[Data supplied — start]
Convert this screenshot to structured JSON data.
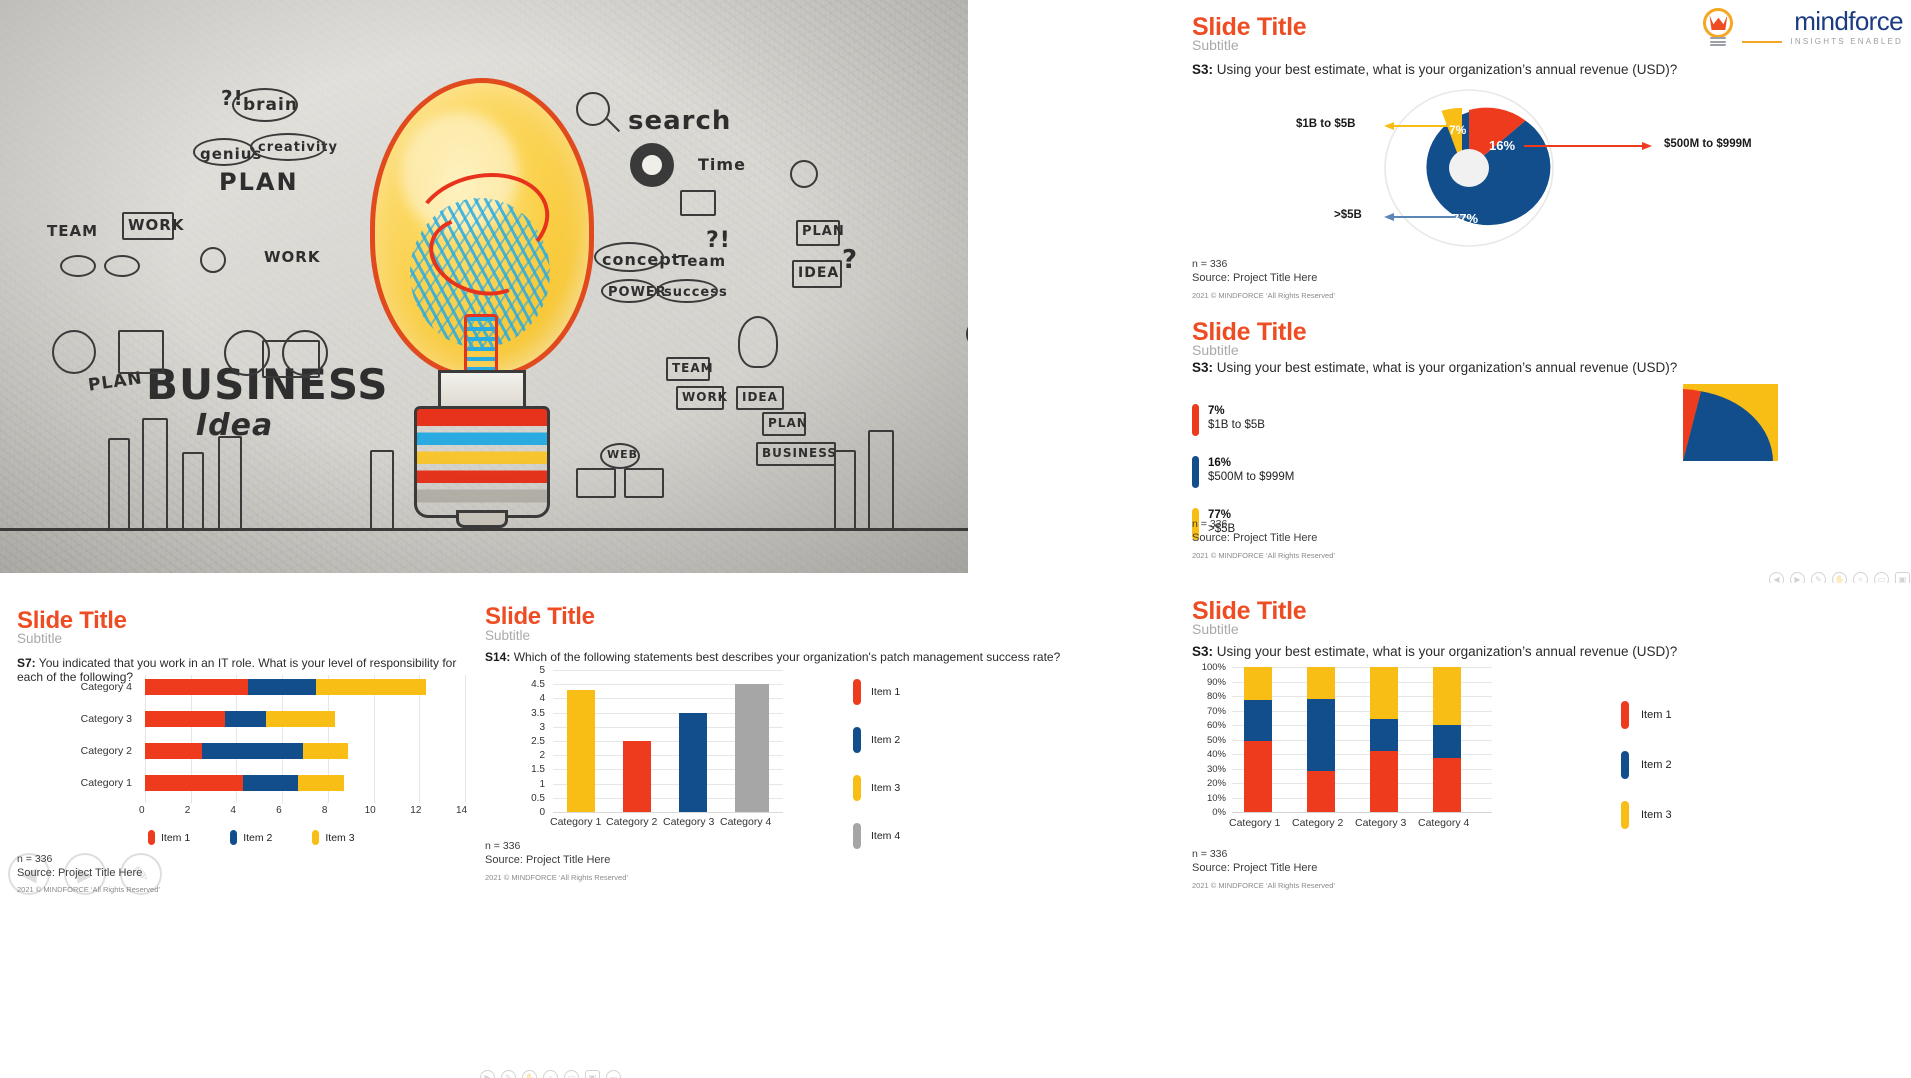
{
  "brand": {
    "logo_word": "mindforce",
    "logo_tagline": "INSIGHTS ENABLED",
    "accent_orange": "#EE4D23",
    "accent_blue": "#124E8C",
    "accent_yellow": "#F9BE16",
    "accent_gray": "#A6A6A6",
    "logo_bulb_icon": "lightbulb-icon"
  },
  "photo": {
    "alt": "business idea lightbulb doodle wall photo",
    "words": {
      "brain": "brain",
      "genius": "genius",
      "creativity": "creativity",
      "plan": "PLAN",
      "work_top": "WORK",
      "team": "TEAM",
      "work_left": "WORK",
      "search": "search",
      "time": "Time",
      "concept": "concept",
      "team2": "Team",
      "power": "POWER",
      "success": "success",
      "plan2": "PLAN",
      "idea": "IDEA",
      "business_big": "BUSINESS",
      "idea_script": "Idea",
      "plan3": "PLAN",
      "team3": "TEAM",
      "work2": "WORK",
      "idea2": "IDEA",
      "plan4": "PLAN",
      "business2": "BUSINESS",
      "web": "WEB",
      "q1": "?!",
      "q2": "?!",
      "q3": "?"
    }
  },
  "slides": [
    {
      "id": "slide-donut",
      "title": "Slide Title",
      "subtitle": "Subtitle",
      "question_code": "S3:",
      "question_text": " Using your best estimate, what is your organization’s annual revenue (USD)?",
      "footer": {
        "n_label": "n =",
        "n_value": "336",
        "source": "Source: Project Title Here",
        "copyright": "2021 © MINDFORCE ‘All Rights Reserved’"
      },
      "chart_data": {
        "type": "pie",
        "variant": "donut-exploded",
        "title": "",
        "labels": [
          "$1B to $5B",
          "$500M to $999M",
          ">$5B"
        ],
        "values": [
          7,
          16,
          77
        ],
        "value_labels": [
          "7%",
          "16%",
          "77%"
        ],
        "colors": [
          "#F9BE16",
          "#EE3A1D",
          "#124E8C"
        ],
        "callouts": [
          {
            "label": "$1B to $5B",
            "side": "left",
            "color": "#F9BE16"
          },
          {
            "label": "$500M to $999M",
            "side": "right",
            "color": "#EE3A1D"
          },
          {
            "label": ">$5B",
            "side": "left",
            "color": "#5B86B8"
          }
        ],
        "legend": "callout",
        "grid": false
      }
    },
    {
      "id": "slide-pie",
      "title": "Slide Title",
      "subtitle": "Subtitle",
      "question_code": "S3:",
      "question_text": " Using your best estimate, what is your organization’s annual revenue (USD)?",
      "footer": {
        "n_label": "n =",
        "n_value": "336",
        "source": "Source: Project Title Here",
        "copyright": "2021 © MINDFORCE ‘All Rights Reserved’"
      },
      "chart_data": {
        "type": "pie",
        "variant": "full-pie",
        "title": "",
        "labels": [
          "$1B to $5B",
          "$500M to $999M",
          ">$5B"
        ],
        "values": [
          7,
          16,
          77
        ],
        "value_labels": [
          "7%",
          "16%",
          "77%"
        ],
        "colors": [
          "#EE3A1D",
          "#124E8C",
          "#F9BE16"
        ],
        "legend": "left",
        "grid": false
      }
    },
    {
      "id": "slide-hbar",
      "title": "Slide Title",
      "subtitle": "Subtitle",
      "question_code": "S7:",
      "question_text": " You indicated that you work in an IT role. What is your level of responsibility for each of the following?",
      "footer": {
        "n_label": "n =",
        "n_value": "336",
        "source": "Source: Project Title Here",
        "copyright": "2021 © MINDFORCE ‘All Rights Reserved’"
      },
      "chart_data": {
        "type": "bar",
        "variant": "horizontal-stacked",
        "title": "",
        "categories": [
          "Category 1",
          "Category 2",
          "Category 3",
          "Category 4"
        ],
        "series": [
          {
            "name": "Item 1",
            "color": "#EE3A1D",
            "values": [
              4.3,
              2.5,
              3.5,
              4.5
            ]
          },
          {
            "name": "Item 2",
            "color": "#124E8C",
            "values": [
              2.4,
              4.4,
              1.8,
              3.0
            ]
          },
          {
            "name": "Item 3",
            "color": "#F9BE16",
            "values": [
              2.0,
              2.0,
              3.0,
              4.8
            ]
          }
        ],
        "xlabel": "",
        "ylabel": "",
        "xticks": [
          "0",
          "2",
          "4",
          "6",
          "8",
          "10",
          "12",
          "14"
        ],
        "xlim": [
          0,
          14
        ],
        "grid": true,
        "legend_position": "bottom"
      }
    },
    {
      "id": "slide-vbar",
      "title": "Slide Title",
      "subtitle": "Subtitle",
      "question_code": "S14:",
      "question_text": " Which of the following statements best describes your organization's patch management success rate?",
      "footer": {
        "n_label": "n =",
        "n_value": "336",
        "source": "Source: Project Title Here",
        "copyright": "2021 © MINDFORCE ‘All Rights Reserved’"
      },
      "chart_data": {
        "type": "bar",
        "variant": "vertical-grouped",
        "title": "",
        "categories": [
          "Category 1",
          "Category 2",
          "Category 3",
          "Category 4"
        ],
        "values": [
          4.3,
          2.5,
          3.5,
          4.5
        ],
        "bar_colors": [
          "#F9BE16",
          "#EE3A1D",
          "#124E8C",
          "#A6A6A6"
        ],
        "legend_items": [
          {
            "name": "Item 1",
            "color": "#EE3A1D"
          },
          {
            "name": "Item 2",
            "color": "#124E8C"
          },
          {
            "name": "Item 3",
            "color": "#F9BE16"
          },
          {
            "name": "Item 4",
            "color": "#A6A6A6"
          }
        ],
        "yticks": [
          "5",
          "4.5",
          "4",
          "3.5",
          "3",
          "2.5",
          "2",
          "1.5",
          "1",
          "0.5",
          "0"
        ],
        "ylim": [
          0,
          5
        ],
        "xlabel": "",
        "ylabel": "",
        "grid": true,
        "legend_position": "right"
      }
    },
    {
      "id": "slide-stacked100",
      "title": "Slide Title",
      "subtitle": "Subtitle",
      "question_code": "S3:",
      "question_text": " Using your best estimate, what is your organization’s annual revenue (USD)?",
      "footer": {
        "n_label": "n =",
        "n_value": "336",
        "source": "Source: Project Title Here",
        "copyright": "2021 © MINDFORCE ‘All Rights Reserved’"
      },
      "chart_data": {
        "type": "bar",
        "variant": "vertical-100-stacked",
        "title": "",
        "categories": [
          "Category 1",
          "Category 2",
          "Category 3",
          "Category 4"
        ],
        "series": [
          {
            "name": "Item 1",
            "color": "#EE3A1D",
            "values": [
              49,
              28,
              42,
              37
            ]
          },
          {
            "name": "Item 2",
            "color": "#124E8C",
            "values": [
              28,
              50,
              22,
              23
            ]
          },
          {
            "name": "Item 3",
            "color": "#F9BE16",
            "values": [
              23,
              22,
              36,
              40
            ]
          }
        ],
        "yticks": [
          "100%",
          "90%",
          "80%",
          "70%",
          "60%",
          "50%",
          "40%",
          "30%",
          "20%",
          "10%",
          "0%"
        ],
        "ylim": [
          0,
          100
        ],
        "xlabel": "",
        "ylabel": "",
        "grid": true,
        "legend_position": "right"
      }
    }
  ],
  "overlay_icons": {
    "bottom_left": [
      "prev-icon",
      "play-icon",
      "pen-icon"
    ],
    "bottom_center": [
      "play-icon",
      "pen-icon",
      "hand-icon",
      "search-icon",
      "note-icon",
      "camera-icon",
      "minus-icon"
    ],
    "right_panel": [
      "prev-icon",
      "play-icon",
      "pen-icon",
      "hand-icon",
      "search-icon",
      "note-icon",
      "camera-icon",
      "minus-icon"
    ]
  }
}
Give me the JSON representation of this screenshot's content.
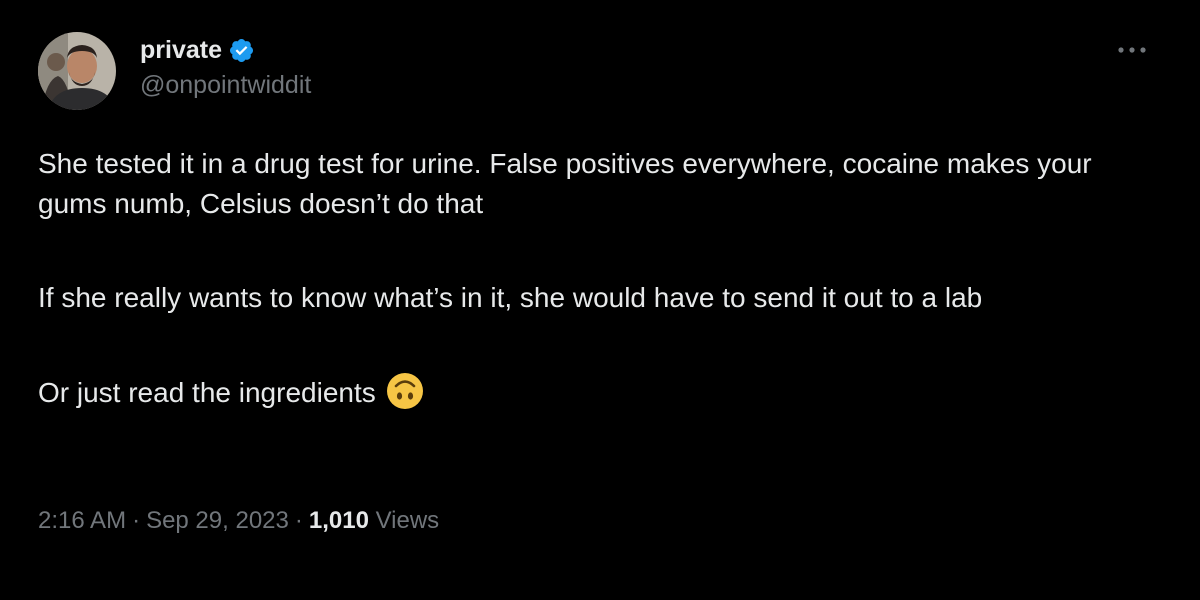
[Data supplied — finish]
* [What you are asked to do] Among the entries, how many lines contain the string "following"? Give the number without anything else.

* [Response below] 2